Caregivers of children with intellectual and developmental disabilities (I/DD) must navigate cumbersome systems to get the help they need. But confusion has only been compounded since March 2020. Frustrations of not having the information readily available become a huge roadblock for those looking for guidance. YAI recently partnered with All Children Learn (ACL), a web-based database that simplifies searching for special education by disabilities and methodologies. It is a free platform with advanced search technology that allows parents to connect with schools, healthcare providers, and advocates, among others. ACL provides benefits for both sides; experts looking to be found and parents seeking their services.

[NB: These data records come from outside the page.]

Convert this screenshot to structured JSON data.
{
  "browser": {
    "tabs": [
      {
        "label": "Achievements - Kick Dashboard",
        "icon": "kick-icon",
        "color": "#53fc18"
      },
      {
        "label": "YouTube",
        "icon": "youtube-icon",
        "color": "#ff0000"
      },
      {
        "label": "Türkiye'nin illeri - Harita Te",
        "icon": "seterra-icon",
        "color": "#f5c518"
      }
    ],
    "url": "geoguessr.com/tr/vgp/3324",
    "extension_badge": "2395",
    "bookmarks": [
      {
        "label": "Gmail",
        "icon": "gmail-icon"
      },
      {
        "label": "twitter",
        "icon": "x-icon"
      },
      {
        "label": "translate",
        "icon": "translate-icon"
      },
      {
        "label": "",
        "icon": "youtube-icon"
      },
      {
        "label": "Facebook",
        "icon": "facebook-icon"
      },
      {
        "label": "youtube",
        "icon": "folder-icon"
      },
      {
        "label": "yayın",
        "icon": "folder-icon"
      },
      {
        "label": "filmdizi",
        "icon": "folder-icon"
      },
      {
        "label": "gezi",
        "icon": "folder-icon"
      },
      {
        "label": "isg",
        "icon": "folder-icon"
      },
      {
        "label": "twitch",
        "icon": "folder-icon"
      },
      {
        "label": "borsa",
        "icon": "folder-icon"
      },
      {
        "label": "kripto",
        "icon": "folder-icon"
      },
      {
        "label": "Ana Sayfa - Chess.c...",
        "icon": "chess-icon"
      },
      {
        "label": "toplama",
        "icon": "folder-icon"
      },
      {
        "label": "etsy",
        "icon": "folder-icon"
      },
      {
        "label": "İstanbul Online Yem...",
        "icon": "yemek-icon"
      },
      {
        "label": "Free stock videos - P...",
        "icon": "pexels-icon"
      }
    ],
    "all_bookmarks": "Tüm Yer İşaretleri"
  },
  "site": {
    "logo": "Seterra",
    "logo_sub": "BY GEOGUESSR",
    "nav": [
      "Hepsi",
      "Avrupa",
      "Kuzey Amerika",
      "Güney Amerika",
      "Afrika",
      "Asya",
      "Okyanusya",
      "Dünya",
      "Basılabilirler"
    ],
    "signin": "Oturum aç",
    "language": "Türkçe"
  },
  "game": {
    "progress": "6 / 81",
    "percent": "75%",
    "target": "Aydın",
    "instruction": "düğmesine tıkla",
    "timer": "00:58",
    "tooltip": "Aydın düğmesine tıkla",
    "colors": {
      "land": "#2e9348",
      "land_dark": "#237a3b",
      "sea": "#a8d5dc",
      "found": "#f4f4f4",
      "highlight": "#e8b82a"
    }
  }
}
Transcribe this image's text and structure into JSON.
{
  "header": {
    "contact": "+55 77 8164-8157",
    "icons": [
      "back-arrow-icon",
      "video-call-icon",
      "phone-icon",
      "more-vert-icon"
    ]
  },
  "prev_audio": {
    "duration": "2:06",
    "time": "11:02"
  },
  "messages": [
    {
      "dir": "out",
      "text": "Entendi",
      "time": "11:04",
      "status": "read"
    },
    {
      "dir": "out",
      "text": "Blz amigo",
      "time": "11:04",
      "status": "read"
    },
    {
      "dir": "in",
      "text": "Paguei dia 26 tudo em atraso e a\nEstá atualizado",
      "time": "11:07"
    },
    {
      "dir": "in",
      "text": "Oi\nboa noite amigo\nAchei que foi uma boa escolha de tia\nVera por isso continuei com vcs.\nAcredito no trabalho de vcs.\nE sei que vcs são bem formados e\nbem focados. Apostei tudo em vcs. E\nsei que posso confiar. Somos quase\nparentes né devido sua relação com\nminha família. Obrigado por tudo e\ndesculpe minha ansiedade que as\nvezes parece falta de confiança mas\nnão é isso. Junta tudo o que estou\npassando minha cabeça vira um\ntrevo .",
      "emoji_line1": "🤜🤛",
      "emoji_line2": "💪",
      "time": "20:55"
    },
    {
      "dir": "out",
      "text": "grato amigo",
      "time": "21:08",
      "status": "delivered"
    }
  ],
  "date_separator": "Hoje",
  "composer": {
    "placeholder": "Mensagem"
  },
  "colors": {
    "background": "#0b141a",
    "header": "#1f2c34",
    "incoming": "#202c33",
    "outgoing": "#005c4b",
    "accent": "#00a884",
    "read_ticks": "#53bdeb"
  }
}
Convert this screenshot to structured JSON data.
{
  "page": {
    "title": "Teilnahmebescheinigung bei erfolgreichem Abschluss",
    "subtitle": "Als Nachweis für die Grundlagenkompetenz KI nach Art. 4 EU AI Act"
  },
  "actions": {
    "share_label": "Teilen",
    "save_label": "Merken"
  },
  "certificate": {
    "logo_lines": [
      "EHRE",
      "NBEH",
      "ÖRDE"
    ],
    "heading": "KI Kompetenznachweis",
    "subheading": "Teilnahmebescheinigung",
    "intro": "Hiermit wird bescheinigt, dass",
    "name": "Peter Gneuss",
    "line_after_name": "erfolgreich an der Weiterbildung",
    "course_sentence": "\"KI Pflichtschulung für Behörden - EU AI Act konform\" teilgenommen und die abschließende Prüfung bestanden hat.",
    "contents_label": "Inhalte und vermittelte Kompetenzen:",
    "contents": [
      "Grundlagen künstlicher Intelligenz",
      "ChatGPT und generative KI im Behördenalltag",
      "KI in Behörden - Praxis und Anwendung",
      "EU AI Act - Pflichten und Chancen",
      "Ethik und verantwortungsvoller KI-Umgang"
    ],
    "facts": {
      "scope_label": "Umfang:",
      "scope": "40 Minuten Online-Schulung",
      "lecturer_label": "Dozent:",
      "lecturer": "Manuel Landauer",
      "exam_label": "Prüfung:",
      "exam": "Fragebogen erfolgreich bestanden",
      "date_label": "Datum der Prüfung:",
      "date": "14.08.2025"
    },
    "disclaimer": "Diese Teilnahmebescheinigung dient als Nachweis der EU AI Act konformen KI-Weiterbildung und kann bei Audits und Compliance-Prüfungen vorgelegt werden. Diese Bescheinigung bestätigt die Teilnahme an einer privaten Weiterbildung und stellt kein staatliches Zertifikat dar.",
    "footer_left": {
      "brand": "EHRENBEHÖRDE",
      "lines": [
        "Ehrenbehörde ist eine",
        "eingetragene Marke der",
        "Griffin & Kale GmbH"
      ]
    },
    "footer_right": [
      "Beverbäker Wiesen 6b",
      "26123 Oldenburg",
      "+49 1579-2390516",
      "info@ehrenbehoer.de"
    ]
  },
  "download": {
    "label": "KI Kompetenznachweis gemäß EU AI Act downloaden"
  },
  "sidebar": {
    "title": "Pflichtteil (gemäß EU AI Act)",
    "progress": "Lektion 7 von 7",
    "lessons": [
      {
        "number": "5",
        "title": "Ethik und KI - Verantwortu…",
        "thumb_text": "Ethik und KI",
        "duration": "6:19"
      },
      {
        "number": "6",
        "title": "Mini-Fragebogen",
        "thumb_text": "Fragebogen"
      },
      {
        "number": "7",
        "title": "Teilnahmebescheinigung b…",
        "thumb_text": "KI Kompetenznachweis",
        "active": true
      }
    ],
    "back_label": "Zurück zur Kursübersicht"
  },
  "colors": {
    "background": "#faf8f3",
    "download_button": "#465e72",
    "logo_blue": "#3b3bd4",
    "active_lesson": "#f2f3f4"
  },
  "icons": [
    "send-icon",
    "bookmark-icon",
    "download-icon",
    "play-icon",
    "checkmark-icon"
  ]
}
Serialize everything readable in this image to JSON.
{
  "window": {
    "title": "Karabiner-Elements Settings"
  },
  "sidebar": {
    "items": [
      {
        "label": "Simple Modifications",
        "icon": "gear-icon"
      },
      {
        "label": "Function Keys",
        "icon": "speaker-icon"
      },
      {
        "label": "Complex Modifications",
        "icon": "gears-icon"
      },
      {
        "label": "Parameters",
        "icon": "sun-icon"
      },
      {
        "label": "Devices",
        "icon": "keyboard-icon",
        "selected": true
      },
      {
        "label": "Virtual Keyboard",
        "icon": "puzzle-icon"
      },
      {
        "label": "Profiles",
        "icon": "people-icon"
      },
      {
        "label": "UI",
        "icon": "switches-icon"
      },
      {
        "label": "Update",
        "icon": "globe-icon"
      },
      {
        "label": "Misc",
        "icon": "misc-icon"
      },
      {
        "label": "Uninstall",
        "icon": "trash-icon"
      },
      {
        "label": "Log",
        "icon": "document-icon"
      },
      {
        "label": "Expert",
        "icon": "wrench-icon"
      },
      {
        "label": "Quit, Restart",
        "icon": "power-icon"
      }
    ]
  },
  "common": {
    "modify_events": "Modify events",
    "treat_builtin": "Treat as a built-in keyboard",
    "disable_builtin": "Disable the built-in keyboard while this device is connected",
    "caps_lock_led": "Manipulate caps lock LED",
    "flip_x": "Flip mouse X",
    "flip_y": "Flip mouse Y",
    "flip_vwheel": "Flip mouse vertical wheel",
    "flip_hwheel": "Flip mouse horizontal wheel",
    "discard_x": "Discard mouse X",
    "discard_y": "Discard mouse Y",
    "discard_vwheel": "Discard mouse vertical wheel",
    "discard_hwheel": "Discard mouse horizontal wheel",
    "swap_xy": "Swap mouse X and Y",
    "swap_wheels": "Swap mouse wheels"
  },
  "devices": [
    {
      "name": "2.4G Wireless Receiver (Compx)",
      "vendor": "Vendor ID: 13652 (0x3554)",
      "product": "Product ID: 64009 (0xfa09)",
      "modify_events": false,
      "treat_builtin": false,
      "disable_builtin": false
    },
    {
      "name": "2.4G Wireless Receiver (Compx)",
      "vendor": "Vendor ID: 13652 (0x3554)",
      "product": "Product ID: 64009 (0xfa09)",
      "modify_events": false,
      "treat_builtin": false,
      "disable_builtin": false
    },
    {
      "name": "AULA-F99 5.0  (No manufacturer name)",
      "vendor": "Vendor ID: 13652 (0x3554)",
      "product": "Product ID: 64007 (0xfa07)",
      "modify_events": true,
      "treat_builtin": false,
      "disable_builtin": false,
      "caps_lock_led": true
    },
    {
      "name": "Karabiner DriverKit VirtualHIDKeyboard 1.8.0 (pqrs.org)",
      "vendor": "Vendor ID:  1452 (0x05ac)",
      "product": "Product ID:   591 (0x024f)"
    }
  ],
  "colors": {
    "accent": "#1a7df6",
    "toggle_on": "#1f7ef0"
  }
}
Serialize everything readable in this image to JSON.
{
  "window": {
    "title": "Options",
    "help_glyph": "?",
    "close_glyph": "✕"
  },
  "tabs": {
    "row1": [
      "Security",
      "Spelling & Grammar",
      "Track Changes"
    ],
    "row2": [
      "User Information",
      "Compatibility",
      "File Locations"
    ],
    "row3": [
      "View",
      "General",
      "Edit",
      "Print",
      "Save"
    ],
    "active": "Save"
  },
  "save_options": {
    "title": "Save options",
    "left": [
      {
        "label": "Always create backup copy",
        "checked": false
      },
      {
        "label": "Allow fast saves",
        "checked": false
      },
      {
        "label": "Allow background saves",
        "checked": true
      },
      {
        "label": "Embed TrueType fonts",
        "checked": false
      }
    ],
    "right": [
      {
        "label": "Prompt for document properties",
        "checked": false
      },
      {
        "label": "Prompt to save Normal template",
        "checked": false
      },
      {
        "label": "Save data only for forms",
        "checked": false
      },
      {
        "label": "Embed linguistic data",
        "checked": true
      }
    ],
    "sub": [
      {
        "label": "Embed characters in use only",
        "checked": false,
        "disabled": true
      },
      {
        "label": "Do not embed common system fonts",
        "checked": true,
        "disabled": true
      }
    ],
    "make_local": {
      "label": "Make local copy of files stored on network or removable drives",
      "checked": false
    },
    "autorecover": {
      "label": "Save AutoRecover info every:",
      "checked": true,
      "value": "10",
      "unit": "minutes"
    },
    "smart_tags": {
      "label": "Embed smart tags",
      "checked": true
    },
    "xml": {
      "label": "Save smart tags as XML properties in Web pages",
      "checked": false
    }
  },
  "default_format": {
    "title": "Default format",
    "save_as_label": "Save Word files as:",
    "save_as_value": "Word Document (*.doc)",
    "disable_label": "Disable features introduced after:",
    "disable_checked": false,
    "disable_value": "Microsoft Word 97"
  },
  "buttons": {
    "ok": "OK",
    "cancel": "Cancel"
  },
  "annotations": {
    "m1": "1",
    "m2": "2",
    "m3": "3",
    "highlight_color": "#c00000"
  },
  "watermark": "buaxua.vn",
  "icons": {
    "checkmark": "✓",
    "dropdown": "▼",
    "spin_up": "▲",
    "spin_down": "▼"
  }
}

“Advocating for children and winning services isn’t the challenge. The real challenge is you can’t find the right school or provider that serves that child,” said John Boyle, CEO of ACL. “What we’ve done is created an ecosystem where parents can come search on our platform and doctors can index themselves to the specific needs because there is so much demand for it.”

Boyle created the platform during the pandemic and officially launched in January 2021. Currently, a network of more than 1,000 doctors and providers are cataloged in the ACL database.

YAI’s partnership with ACL provides the extra layer of expertise to caregivers. Through the LINK department, which offers information and referral resources for YAI and its affiliates, YAI will assist ACL with inquiries that come in every month.

“Our partnership will help families who are having trouble using the site and who are too lost to use the database,” said Caroline Dunn, Director of LINK. “The inquirers will get hands-on help like talking to an actual specialist in the I/DD field to get them on the right path.”

For more than 30 years, YAI’s LINK department has provided invaluable information, options, and access to the I/DD field. It assists with about 1,000 monthly inquiries on average and is available for community fairs, conferences, and speaking engagements to support families and help determine state eligibility for services.

The new partnership hopes to also leverage YAI’s bilingual service capacity to reach Spanish speakers. The organization is committed to ensuring the communities are supported year-round and offers a variety of resources, including bilingual support groups, conferences, and workshops. The language expertise will allow YAI to simplify the copious amount of information available to overwhelmed families who just need some direction. One way LINK is tackling this challenge is by busting some frequent myths surrounding OPWDD eligibilities.

“One of the biggest myths we get is in order to get OPWDD eligibility, you have to have an intellectual disability and that’s false,” said Dunn. “You have to have substantial functional deficits, but you don’t have to have an intellectual disability...and that’s part of the education, busting myths like these.”

The collaboration will also allow YAI, known for making referrals beyond its network, to reach a younger group earlier in their EI journey. One of the main challenges includes families who don’t know of YAI and the services it provides and them finding the nonprofit later in life, sometimes even in their 50s or 60s.

“As research has found, the earlier on you do an intervention the more likely it is to change the outcome,” said Dunn. “It gets harder to connect to services once you get older—just the amount of paperwork you have to submit can be harder. ACL is really serving school children and getting YAI on the radar of families using this service is really important to get them to the right place.”

Boyle added the new undertaking will help foster better relationships between parents and experts in the field.

“We are aiming to show parents there are amazing schools and providers that really care and want to help their children,” said Boyle. “This can help spread the word for parents that there are things school districts can do, like implement our technology, which will help serve special needs students in a meaningful way."